Provided entries START

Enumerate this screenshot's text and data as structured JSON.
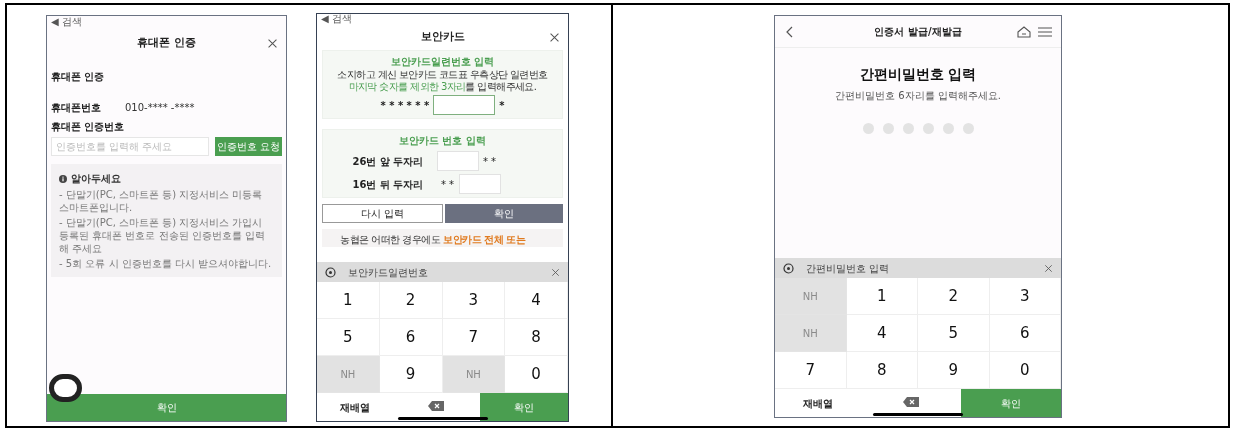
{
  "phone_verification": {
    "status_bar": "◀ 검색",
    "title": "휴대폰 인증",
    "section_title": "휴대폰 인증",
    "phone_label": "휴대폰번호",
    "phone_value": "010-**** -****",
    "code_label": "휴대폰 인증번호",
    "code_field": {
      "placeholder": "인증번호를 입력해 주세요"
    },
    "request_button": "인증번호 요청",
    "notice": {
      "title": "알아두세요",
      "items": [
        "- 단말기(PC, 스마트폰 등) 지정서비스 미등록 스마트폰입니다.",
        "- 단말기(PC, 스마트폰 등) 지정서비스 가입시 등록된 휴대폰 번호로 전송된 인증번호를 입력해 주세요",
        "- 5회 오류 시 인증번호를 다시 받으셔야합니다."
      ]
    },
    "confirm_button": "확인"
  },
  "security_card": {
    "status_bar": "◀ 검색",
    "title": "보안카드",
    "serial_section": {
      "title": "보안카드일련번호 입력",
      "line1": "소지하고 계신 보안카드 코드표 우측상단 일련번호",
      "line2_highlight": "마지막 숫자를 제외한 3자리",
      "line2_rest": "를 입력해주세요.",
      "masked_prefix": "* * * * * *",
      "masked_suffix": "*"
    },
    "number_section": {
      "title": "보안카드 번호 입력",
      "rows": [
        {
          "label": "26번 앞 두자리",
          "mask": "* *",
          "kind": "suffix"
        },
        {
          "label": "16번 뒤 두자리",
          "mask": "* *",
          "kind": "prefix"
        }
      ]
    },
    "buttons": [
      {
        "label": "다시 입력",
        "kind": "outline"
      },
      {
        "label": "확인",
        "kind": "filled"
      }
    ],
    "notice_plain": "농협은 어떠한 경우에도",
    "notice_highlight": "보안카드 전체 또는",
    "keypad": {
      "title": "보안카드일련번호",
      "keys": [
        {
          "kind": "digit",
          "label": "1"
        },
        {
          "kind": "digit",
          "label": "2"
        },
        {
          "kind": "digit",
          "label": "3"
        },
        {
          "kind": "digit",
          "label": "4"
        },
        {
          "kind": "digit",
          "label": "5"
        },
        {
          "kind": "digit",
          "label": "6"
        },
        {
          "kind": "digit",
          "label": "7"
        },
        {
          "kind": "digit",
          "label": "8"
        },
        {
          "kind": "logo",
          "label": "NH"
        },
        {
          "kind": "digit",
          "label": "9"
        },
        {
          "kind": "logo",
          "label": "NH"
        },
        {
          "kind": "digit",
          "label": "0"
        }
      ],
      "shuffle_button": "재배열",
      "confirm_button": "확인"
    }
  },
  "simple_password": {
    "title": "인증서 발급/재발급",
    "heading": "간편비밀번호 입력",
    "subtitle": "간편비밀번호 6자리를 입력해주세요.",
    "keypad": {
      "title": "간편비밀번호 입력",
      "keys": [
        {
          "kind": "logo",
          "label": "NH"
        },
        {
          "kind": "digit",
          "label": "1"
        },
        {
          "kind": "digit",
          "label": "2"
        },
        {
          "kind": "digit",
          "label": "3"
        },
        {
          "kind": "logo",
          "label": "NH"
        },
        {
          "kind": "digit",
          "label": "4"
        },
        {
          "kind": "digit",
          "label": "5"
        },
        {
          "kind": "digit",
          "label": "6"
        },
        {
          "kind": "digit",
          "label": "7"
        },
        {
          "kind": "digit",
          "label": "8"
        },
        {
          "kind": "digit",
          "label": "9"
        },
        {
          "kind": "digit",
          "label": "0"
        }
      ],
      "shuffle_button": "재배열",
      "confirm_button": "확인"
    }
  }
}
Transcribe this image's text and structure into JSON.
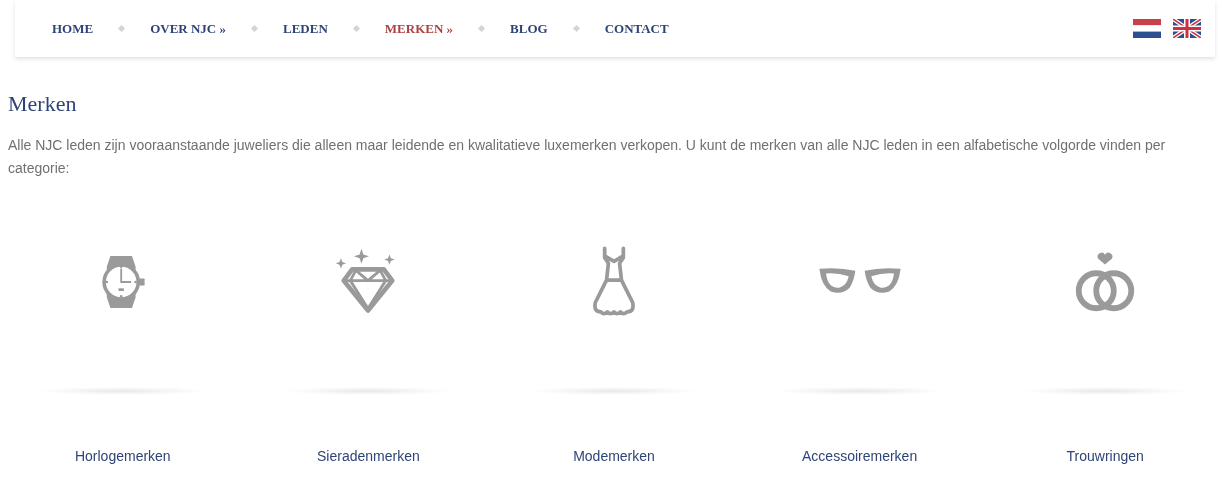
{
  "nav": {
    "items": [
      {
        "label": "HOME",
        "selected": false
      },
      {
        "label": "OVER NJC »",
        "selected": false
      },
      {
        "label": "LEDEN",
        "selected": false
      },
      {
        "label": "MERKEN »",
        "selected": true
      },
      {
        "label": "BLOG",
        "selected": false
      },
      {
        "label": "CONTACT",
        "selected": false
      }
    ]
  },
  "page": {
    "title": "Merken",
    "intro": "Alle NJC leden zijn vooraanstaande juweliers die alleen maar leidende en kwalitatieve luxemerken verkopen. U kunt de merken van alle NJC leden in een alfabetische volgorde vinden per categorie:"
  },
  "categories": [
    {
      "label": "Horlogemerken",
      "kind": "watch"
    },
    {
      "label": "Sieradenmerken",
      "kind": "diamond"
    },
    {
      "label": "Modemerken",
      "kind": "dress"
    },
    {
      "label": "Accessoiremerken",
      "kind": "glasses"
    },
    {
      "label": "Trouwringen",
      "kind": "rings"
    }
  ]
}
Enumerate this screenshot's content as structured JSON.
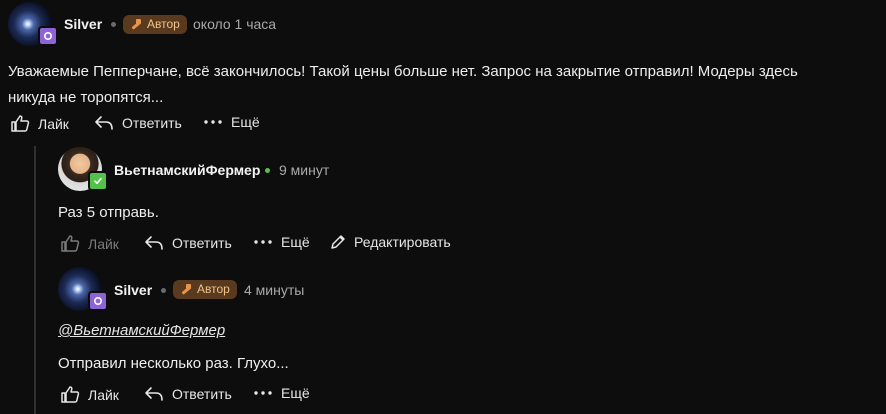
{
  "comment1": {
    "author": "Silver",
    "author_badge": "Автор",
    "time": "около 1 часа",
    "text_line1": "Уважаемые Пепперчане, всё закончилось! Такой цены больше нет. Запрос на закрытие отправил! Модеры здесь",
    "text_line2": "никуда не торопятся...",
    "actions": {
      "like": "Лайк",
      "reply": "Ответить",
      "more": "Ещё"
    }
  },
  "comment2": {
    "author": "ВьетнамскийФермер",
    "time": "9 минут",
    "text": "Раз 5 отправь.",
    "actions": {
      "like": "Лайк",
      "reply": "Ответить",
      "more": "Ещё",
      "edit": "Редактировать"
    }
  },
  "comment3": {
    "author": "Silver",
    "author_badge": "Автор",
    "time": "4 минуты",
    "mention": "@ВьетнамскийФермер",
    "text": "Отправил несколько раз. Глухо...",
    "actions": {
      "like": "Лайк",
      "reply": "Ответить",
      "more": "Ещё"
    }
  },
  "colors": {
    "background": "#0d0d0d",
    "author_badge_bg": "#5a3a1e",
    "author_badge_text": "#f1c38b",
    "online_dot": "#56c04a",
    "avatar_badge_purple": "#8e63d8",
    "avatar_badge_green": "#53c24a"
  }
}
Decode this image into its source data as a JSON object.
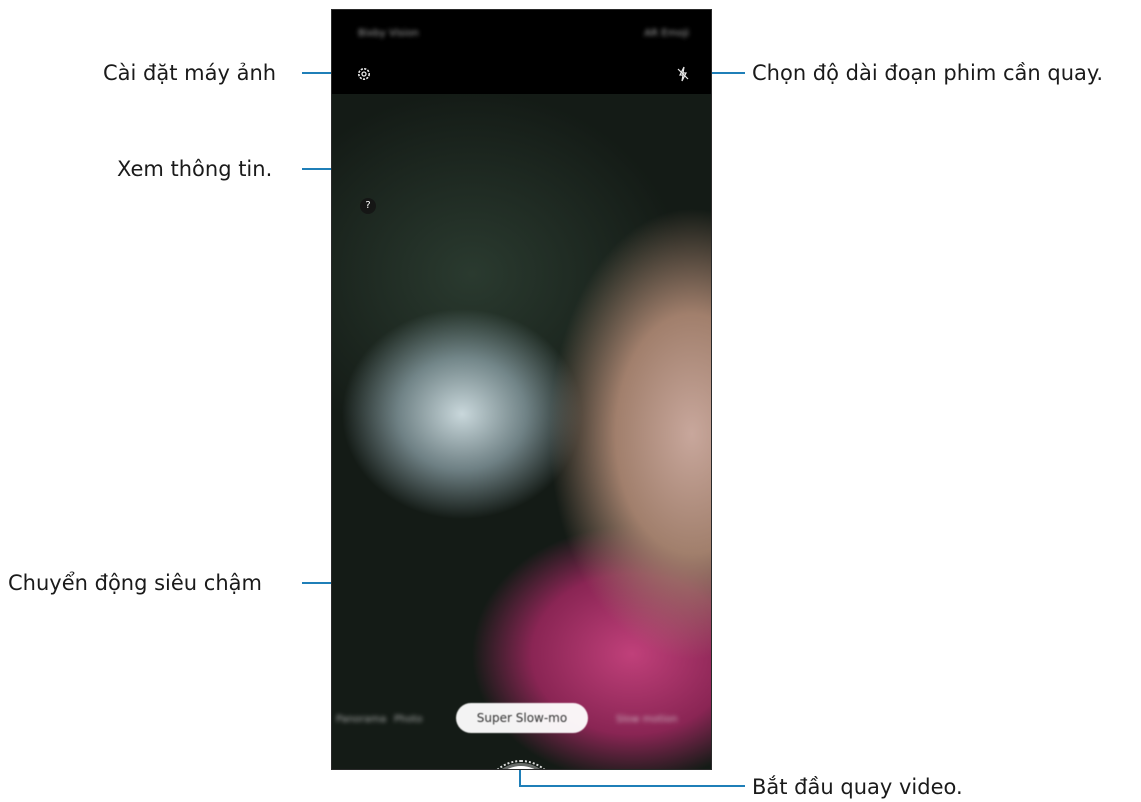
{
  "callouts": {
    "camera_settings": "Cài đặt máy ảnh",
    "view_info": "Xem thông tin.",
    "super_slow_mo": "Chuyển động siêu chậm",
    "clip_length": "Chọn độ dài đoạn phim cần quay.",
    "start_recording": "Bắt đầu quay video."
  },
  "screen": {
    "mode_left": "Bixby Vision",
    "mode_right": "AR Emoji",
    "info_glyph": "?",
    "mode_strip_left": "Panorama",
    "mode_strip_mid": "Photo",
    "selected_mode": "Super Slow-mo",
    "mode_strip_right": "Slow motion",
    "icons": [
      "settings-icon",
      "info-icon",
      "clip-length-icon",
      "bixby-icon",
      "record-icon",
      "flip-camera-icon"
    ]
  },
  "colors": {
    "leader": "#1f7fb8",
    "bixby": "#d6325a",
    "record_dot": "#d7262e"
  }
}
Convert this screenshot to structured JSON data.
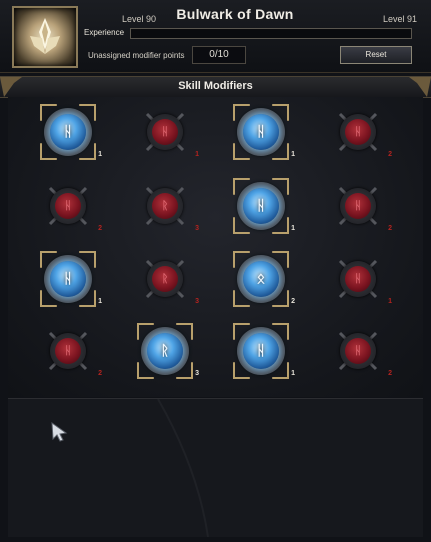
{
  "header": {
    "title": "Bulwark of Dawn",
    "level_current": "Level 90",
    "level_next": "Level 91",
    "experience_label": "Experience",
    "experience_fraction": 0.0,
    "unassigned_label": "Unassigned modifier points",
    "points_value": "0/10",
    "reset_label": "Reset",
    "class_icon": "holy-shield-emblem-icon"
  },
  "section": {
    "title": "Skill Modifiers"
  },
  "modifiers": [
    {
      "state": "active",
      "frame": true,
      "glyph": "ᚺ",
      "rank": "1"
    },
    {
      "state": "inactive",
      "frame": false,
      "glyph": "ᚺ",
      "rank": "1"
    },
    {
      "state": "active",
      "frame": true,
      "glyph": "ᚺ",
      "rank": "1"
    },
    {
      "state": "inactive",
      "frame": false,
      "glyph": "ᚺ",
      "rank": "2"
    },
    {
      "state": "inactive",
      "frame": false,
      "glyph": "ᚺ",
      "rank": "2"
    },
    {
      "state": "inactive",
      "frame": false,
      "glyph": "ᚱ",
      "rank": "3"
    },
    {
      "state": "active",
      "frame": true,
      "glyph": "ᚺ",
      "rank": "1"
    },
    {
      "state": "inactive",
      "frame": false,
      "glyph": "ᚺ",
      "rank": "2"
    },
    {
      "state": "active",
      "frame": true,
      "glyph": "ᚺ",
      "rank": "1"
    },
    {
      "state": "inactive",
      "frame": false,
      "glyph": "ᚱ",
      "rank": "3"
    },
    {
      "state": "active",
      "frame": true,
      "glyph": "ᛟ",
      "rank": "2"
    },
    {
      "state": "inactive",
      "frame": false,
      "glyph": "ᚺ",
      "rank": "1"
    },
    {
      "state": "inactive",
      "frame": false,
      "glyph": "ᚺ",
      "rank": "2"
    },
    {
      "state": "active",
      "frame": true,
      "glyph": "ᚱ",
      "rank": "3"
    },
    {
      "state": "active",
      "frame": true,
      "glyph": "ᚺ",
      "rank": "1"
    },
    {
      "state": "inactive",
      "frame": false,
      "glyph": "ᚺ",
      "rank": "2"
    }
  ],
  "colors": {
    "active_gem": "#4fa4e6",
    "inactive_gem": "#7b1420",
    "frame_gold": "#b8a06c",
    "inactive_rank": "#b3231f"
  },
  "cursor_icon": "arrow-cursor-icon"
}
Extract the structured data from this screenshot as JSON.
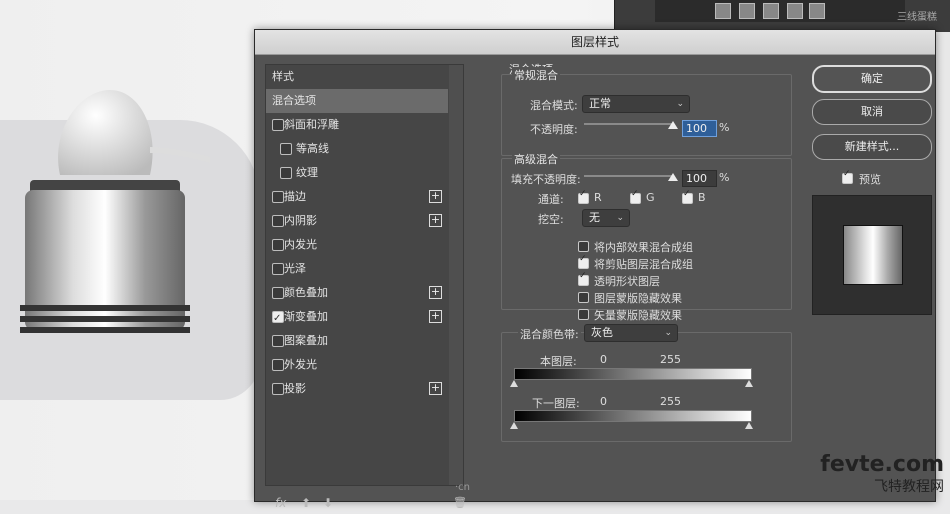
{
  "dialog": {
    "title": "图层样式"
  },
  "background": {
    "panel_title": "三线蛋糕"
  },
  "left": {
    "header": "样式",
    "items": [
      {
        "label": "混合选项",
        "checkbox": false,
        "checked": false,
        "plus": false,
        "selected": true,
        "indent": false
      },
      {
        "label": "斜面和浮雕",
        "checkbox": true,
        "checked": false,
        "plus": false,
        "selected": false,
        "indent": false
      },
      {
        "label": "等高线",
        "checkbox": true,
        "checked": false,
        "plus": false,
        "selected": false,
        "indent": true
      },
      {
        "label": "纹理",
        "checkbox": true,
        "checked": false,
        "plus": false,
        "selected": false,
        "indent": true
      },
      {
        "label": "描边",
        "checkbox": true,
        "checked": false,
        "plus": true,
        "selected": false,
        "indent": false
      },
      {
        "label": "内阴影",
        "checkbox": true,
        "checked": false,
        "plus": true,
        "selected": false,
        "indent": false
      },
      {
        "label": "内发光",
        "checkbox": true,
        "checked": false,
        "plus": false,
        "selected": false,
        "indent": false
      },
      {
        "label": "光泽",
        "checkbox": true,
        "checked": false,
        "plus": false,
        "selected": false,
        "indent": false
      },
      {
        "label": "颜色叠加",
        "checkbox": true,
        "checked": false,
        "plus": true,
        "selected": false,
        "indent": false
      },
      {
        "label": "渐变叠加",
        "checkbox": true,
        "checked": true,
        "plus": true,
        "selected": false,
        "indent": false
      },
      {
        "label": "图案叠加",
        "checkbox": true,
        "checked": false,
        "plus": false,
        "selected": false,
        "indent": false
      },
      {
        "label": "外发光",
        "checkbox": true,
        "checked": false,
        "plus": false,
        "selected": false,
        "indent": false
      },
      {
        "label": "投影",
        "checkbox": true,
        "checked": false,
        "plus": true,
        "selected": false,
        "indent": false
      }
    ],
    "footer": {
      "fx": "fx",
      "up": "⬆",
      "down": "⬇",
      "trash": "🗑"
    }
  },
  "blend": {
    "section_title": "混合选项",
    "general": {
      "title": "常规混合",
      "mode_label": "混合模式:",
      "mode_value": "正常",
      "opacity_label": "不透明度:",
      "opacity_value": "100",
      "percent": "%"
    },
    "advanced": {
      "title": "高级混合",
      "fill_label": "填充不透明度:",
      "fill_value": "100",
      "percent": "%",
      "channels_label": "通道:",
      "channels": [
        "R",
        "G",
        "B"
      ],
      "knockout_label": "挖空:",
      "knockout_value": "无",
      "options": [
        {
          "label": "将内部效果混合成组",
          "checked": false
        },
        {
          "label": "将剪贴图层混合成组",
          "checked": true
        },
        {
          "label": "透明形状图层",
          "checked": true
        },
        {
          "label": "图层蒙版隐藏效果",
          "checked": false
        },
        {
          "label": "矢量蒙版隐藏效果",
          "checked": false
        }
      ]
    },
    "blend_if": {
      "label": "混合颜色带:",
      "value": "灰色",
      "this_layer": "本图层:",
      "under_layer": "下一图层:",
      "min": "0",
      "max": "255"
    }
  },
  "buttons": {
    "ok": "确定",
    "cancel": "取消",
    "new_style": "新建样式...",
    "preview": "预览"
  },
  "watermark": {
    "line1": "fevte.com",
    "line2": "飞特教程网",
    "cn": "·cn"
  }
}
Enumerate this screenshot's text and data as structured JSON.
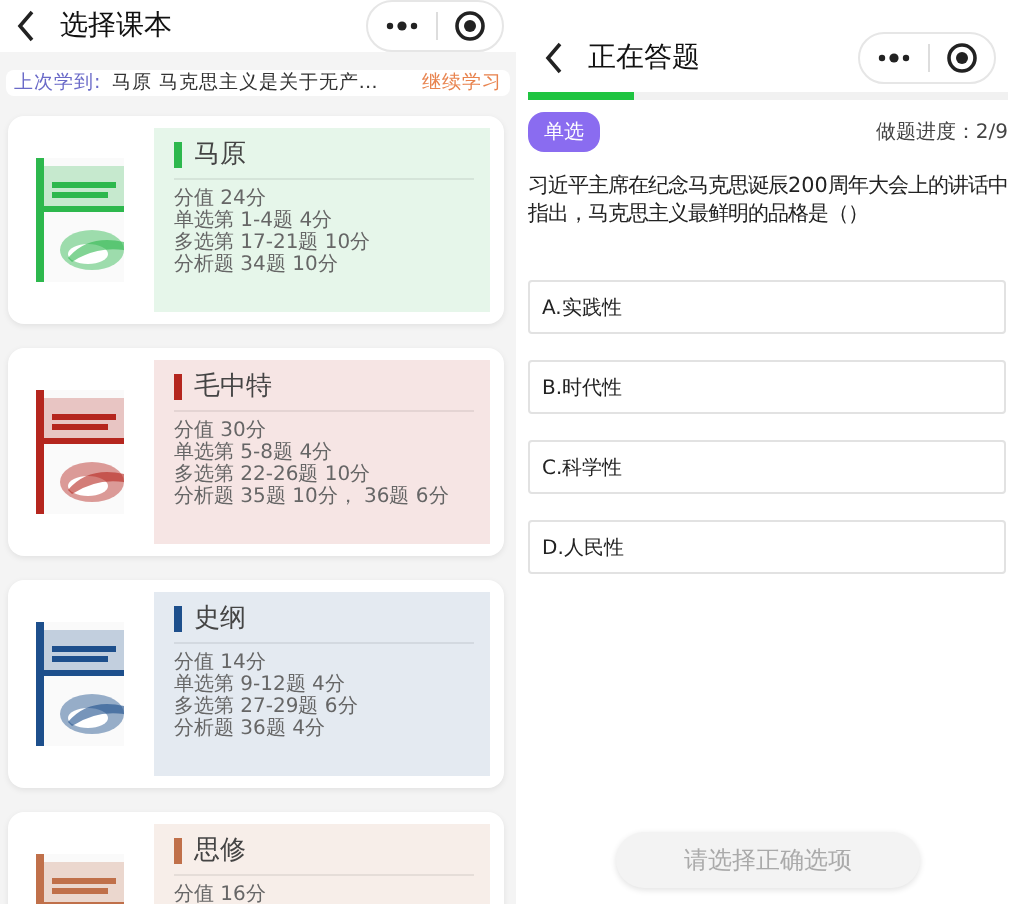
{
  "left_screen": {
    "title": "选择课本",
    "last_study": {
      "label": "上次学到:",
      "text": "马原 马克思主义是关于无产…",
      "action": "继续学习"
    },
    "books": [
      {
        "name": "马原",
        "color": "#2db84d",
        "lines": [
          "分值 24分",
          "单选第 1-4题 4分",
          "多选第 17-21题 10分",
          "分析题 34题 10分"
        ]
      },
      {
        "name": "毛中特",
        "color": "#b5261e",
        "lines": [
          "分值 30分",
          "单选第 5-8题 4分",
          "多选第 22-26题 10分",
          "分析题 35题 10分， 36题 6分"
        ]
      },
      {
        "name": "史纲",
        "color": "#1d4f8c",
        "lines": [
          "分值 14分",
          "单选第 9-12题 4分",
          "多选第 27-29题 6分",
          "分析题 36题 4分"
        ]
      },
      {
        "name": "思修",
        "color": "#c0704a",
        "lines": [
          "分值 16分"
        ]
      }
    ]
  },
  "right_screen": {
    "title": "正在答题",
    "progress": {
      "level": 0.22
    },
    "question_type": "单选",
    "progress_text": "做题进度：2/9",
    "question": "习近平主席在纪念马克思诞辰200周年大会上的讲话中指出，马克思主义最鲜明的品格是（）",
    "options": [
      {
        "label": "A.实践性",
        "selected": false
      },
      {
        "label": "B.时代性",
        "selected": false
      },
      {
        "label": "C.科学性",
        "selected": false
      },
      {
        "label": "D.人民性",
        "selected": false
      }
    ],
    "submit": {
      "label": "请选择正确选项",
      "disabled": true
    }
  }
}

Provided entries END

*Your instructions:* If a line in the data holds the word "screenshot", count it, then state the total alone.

*Expected output:* 5